__PROVIDED DATA__:
● ● ● ● ● ● ●
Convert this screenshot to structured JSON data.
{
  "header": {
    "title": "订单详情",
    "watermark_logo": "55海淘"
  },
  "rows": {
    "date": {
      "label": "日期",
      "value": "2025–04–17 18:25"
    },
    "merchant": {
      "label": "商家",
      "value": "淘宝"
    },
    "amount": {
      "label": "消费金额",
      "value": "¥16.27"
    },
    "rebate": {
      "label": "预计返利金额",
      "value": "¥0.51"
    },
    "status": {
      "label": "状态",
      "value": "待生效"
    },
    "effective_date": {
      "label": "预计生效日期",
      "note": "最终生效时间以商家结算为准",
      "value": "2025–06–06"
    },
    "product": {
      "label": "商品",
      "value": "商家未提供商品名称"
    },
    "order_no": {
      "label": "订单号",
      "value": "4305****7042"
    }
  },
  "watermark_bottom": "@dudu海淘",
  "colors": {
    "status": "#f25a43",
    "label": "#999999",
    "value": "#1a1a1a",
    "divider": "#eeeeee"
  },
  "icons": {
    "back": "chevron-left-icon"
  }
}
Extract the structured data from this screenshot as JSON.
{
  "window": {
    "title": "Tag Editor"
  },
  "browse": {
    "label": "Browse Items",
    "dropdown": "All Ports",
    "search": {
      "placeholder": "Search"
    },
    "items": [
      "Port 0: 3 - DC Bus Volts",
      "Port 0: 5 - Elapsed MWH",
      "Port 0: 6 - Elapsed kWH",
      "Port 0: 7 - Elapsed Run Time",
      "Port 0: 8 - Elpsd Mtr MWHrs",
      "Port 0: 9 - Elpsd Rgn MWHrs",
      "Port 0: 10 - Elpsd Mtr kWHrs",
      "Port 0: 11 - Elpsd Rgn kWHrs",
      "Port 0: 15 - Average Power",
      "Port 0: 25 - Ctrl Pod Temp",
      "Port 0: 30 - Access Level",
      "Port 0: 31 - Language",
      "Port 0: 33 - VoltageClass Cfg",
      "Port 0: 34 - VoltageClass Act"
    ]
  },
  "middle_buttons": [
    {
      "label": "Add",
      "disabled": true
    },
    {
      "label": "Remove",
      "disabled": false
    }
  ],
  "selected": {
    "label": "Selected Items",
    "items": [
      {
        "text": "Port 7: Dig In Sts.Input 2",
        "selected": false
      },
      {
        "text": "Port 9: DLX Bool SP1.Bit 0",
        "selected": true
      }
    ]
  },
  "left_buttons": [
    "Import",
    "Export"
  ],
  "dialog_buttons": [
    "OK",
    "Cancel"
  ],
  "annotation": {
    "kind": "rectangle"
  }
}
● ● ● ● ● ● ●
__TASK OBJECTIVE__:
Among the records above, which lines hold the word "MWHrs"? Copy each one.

__WRITTEN ANSWER__:
      "Port 0: 8 - Elpsd Mtr MWHrs",
      "Port 0: 9 - Elpsd Rgn MWHrs",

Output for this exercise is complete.